Redknapp's ex-boss 'insulted'
The wealthy football chairman accused of sending bungs to Harry Redknapp told a court on Tuesday he is insulted by the allegations.
Milan Mandaric said he was worth more than £100 million at the time and paid £55 million in taxes over six years.
He said accusations of tax dodging are "sad, unfair and an insult'' to his family, his associates and "even some of those supporters''.
Mandaric told Southwark Crown Court in London: "It is a very sad situation that I have to answer that because in business, running public companies with thousands of shareholders, being a major investor in US banks where you have to go through rigorous, fit-and-proper person test, being part of investment fund over there, I started in a hard way and made enough money to support my love of football.
"Never, ever in my mind was coming the idea that I could get rich evading money. I did not even know what the word meant. I did not cheat anyone.''
He said "not in a million years'' would he have paid £189,000 into the account to avoid taxes. "I paid £55 million income taxes for six years,'' he added.
Mandaric said he and Redknapp were now friends again after their "divorce'' when Redknapp joined Portsmouth's rivals Southampton.
He claimed the payments at the centre of tax-dodging allegations were previously "not a major factor in my life''.
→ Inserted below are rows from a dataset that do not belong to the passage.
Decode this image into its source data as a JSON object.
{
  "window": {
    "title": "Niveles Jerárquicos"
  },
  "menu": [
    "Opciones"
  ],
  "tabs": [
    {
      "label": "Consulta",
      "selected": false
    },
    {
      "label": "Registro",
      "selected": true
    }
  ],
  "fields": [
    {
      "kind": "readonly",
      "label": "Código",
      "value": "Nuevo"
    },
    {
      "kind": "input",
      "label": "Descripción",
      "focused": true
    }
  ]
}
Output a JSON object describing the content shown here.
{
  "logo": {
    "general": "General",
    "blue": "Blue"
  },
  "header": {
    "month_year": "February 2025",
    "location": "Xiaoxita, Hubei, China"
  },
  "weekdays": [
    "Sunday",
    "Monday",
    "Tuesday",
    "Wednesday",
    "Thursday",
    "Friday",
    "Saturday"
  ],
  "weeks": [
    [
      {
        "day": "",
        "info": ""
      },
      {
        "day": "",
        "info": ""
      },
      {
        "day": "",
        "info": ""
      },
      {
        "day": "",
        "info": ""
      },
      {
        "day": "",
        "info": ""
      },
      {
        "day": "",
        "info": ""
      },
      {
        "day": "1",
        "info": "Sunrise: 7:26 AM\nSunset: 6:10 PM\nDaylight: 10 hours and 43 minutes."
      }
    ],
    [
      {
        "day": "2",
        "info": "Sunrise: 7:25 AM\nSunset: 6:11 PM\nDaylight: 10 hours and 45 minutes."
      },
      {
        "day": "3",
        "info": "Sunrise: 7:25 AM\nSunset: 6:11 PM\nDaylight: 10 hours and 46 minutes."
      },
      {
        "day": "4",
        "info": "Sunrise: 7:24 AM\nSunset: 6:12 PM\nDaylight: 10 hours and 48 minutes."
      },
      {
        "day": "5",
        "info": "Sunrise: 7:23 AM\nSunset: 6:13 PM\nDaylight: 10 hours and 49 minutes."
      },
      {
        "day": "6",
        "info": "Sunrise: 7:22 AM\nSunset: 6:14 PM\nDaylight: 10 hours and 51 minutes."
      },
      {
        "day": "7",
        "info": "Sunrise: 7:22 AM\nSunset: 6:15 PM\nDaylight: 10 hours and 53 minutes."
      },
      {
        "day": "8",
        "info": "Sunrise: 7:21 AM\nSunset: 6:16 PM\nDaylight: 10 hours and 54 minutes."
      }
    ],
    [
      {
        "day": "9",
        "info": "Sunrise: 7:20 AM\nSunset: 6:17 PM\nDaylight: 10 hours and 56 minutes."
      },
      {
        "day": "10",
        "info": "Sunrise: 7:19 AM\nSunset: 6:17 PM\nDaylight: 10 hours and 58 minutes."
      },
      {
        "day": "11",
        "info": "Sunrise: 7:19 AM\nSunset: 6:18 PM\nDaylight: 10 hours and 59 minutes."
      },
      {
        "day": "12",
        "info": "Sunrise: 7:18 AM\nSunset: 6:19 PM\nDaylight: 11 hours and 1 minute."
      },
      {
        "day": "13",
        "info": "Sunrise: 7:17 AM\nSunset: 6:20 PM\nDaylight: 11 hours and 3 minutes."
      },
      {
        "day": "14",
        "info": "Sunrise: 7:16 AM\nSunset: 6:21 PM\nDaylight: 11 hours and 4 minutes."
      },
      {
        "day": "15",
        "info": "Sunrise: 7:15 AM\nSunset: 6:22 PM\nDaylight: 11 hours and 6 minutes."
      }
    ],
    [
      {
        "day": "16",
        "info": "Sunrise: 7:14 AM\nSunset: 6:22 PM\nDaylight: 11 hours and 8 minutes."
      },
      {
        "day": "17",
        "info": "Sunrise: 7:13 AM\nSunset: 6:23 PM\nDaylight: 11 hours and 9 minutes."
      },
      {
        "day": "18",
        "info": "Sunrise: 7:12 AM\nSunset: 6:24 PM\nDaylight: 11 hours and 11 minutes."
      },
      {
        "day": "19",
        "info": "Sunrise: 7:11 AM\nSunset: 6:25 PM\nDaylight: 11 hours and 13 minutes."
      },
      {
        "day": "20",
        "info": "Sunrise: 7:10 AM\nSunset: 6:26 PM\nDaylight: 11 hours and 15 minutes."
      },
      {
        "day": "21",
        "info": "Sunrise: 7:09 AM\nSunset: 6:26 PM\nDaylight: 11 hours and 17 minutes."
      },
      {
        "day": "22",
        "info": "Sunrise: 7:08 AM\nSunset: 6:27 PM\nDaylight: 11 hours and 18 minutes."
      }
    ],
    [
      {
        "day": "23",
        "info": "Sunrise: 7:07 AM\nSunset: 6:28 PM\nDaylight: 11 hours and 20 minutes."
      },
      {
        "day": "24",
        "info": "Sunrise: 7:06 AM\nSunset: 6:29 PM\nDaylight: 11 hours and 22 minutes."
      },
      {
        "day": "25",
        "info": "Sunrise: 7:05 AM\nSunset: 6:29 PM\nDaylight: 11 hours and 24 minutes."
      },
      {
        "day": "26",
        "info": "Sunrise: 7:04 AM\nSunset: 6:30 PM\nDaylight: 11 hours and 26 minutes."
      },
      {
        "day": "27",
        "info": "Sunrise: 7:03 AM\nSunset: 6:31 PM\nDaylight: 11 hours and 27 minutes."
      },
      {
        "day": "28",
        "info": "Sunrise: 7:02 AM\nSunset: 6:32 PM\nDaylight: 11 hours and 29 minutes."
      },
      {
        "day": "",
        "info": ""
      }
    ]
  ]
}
Mandaric said: "I was a busy man, I was travelling'' when letters were sent between lawyers about the money in Redknapp's Monaco account. "I didn't put it as my number one priority, basically,'' he added.
He also said Rob Beasley, a News of the World sports reporter, had tried to "debalance me'' in asking him questions about the account.
Mandaric told jurors he underestimated the abilities of Peter Crouch when Redknapp signed the striker at Portsmouth. "So the big, tall guy didn't look like a footballer,'' Mandaric said.
Mandaric said he told Redknapp: "If this is the best you can do, you will end up paying me money.''
England striker Crouch was eventually sold to Aston Villa for a £3 million profit, triggering a bonus for Redknapp in his contract.
As an inquiry was launched into the Monaco account, Mandaric's lawyer sent a letter to Redknapp's solicitor asking for the money to be returned, the court heard.
The former Portsmouth chairman said: "It was not that I needed this to come back immediately. Eventually I would get the money back.''
He added that "it was more important that we were going in the right direction'' at Portsmouth and as friends.
"I really was not in favour of this letter, it was between Harry and me,'' Mandaric said. I didn't press with him. To me it was most important that we get back on the track ... this was not a major factor in my life.''
Mandaric added: "As of today, we are the same friends as we were before 2004.''
Lord Macdonald QC questioned Mandaric about reports that Redknapp was earning £4.2 million a year.
Mandaric said the reports were incorrect, adding: "That would be the full value of his contract over three years.''
Both Redknapp, 64, of Poole, Dorset, and Mandaric, 73, from Oadby, Leicestershire, deny two counts of cheating the public revenue when Redknapp was manager of Portsmouth Football Club.
The first charge of cheating the public revenue alleges that between April 1 2002 and November 28 2007 Mandaric paid 145,000 US dollars (£93,100) into the account.
The second charge for the same offence relates to a sum of 150,000 US dollars (£96,300) allegedly paid between May 1 2004 and November 28 2007.
Redknapp "has a tendency to moan'', Mandaric said. The chairman described how the pair quibbled over whether the manager was owed a 5% or 10% bonus on the Crouch sale.
"He has a tendency to moan, to be unhappy, to find something,'' Mandaric said.
Mandaric repeatedly denied that the Monaco account was anything to do with Portsmouth. "The club had the money,'' he said. "The club could have paid him.''
When asked if he thought it "unusual'' that Redknapp had named the account after his dog, Rosie, Mandaric said he had met the pet several times. "I do not see anything unusual,'' he added.